Supplied records =
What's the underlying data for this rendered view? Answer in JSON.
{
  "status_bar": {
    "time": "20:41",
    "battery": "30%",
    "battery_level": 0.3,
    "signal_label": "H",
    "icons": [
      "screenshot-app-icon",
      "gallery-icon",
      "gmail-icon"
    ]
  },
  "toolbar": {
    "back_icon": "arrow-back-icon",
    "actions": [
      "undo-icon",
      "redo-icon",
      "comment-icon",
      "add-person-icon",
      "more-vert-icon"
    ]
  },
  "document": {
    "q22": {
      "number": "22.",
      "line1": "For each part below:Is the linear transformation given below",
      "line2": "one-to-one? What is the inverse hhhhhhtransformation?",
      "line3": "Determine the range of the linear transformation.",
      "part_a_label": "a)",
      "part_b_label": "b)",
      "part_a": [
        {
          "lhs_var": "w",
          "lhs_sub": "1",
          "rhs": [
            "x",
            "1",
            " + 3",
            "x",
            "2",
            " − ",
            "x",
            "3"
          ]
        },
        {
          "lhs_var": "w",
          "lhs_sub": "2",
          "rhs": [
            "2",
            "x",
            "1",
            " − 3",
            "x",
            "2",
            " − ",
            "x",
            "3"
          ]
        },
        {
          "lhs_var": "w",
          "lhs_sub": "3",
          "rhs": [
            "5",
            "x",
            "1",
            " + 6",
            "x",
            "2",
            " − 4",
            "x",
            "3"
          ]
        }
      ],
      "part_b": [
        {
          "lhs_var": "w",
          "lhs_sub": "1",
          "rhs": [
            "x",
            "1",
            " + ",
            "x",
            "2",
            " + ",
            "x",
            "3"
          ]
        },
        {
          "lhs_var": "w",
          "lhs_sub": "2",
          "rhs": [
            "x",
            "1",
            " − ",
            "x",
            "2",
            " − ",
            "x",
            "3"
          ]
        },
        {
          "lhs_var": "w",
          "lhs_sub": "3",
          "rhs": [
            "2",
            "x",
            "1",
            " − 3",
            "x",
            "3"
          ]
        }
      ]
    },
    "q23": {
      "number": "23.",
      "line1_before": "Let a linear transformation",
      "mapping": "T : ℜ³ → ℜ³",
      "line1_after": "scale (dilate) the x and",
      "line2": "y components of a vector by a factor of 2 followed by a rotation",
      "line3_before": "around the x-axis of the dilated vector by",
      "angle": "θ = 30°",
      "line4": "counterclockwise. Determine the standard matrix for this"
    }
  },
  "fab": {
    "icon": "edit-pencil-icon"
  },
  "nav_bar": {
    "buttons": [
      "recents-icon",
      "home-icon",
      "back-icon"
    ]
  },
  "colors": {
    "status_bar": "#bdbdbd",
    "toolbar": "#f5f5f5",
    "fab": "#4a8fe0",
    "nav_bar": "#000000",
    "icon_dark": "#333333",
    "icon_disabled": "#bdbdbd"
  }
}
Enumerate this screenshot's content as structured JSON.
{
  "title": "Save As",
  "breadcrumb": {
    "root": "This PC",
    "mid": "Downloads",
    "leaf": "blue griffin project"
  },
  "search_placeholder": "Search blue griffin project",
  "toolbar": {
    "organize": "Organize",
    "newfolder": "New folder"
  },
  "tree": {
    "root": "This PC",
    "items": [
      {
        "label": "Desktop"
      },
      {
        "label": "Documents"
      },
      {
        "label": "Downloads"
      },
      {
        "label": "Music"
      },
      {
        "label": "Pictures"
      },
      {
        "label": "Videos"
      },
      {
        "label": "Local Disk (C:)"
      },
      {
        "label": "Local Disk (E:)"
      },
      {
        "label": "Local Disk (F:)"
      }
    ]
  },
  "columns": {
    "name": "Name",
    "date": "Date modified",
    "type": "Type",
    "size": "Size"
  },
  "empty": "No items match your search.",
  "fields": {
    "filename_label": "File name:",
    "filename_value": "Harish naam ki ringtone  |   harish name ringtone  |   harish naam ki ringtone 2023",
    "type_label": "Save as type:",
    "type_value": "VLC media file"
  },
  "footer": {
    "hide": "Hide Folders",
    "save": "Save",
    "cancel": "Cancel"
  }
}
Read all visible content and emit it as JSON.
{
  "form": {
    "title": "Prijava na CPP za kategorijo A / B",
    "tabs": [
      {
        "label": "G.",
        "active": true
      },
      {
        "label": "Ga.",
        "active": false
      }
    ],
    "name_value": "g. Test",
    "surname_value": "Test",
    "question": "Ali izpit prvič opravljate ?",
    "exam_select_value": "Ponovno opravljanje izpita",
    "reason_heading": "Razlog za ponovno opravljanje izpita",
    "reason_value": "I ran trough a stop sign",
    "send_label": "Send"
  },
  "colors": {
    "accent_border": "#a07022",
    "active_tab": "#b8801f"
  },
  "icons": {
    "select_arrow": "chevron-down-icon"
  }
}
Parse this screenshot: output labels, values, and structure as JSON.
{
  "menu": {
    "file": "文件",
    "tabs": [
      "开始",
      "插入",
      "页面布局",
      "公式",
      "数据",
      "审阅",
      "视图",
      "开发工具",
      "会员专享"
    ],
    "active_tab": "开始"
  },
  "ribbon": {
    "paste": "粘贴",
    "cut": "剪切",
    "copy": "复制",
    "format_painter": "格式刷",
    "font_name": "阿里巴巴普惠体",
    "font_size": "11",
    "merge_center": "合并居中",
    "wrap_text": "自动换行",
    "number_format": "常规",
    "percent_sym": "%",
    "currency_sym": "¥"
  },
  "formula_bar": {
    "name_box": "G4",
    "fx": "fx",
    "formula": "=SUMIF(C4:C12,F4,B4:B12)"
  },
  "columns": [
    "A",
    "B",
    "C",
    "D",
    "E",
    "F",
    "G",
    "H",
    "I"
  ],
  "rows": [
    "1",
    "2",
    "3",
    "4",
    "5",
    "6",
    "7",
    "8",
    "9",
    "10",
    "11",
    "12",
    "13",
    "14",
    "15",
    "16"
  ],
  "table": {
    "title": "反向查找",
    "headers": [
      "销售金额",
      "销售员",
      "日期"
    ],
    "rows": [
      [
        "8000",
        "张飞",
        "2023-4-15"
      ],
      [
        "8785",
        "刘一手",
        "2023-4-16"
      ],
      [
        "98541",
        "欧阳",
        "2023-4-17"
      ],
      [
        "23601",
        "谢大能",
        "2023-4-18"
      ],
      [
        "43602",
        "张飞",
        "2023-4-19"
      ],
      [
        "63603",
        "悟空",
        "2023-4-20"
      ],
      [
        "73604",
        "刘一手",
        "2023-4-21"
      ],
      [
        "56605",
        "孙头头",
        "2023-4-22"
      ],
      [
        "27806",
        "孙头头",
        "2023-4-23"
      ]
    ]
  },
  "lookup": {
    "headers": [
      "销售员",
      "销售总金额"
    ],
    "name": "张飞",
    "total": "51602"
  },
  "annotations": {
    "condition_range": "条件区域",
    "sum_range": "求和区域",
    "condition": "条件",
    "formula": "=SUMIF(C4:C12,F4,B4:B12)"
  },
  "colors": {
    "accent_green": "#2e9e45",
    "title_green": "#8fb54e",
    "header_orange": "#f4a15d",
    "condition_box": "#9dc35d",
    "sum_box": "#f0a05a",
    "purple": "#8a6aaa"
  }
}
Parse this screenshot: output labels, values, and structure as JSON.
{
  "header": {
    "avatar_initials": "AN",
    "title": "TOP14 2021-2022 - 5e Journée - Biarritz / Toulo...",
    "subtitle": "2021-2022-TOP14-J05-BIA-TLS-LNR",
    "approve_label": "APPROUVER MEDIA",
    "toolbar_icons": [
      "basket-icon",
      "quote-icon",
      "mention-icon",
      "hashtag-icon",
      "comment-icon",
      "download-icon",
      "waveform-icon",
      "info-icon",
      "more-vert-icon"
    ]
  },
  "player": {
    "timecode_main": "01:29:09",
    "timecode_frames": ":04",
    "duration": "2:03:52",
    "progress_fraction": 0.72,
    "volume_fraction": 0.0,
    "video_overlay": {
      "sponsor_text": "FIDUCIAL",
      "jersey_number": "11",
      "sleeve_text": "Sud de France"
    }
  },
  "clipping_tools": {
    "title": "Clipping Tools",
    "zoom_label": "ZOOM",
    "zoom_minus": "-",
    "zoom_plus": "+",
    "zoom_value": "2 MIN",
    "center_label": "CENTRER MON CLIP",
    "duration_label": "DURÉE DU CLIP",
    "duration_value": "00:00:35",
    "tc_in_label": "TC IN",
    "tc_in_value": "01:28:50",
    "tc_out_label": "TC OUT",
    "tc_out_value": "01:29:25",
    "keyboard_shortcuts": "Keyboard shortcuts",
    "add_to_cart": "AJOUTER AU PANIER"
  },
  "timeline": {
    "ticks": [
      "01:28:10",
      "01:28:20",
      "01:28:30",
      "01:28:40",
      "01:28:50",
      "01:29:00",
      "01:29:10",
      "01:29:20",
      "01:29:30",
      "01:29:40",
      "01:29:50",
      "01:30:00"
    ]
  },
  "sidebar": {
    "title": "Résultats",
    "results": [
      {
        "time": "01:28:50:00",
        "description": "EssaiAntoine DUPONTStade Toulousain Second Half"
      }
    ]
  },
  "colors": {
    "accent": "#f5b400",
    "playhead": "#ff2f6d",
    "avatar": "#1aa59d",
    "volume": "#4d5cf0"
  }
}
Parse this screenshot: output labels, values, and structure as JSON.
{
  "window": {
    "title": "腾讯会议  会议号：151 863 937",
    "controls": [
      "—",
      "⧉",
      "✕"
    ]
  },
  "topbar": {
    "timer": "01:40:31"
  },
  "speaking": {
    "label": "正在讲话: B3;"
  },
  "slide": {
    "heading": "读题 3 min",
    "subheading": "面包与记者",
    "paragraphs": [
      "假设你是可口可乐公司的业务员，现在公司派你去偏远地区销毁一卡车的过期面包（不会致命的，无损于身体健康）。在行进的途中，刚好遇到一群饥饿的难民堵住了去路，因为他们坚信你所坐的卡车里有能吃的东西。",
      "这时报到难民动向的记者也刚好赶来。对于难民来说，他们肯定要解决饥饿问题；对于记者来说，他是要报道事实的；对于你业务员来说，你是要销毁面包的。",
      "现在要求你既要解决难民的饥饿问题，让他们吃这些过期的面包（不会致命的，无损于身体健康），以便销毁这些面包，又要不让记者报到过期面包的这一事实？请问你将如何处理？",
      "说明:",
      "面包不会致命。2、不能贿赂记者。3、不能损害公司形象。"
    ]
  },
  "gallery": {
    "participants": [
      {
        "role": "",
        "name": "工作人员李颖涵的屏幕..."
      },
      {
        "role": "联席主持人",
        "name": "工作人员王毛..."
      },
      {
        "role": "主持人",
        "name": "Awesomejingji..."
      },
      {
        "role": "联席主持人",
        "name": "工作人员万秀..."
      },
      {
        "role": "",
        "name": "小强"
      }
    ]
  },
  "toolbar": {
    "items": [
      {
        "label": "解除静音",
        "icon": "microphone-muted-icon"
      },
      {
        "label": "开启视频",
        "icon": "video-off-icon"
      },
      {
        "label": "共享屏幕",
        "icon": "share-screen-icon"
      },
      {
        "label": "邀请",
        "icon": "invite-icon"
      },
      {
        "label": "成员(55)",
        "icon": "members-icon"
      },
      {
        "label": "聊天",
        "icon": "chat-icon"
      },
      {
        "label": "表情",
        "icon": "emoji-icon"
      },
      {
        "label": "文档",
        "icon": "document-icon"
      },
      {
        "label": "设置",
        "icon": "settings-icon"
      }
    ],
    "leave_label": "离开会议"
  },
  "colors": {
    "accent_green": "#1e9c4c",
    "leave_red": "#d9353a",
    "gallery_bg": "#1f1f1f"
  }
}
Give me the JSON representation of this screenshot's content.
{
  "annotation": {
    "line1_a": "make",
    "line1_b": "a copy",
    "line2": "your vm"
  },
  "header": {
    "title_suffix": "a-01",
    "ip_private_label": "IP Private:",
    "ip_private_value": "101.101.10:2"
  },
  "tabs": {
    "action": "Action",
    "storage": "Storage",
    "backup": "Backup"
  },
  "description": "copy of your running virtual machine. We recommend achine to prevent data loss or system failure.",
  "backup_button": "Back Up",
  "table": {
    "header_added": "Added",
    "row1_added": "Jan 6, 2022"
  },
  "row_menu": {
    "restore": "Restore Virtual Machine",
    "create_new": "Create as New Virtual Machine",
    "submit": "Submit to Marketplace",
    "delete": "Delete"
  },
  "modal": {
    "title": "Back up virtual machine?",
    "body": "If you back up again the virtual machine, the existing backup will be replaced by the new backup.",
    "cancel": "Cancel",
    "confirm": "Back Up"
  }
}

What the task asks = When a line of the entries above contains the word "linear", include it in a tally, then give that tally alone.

Solution to this task = 3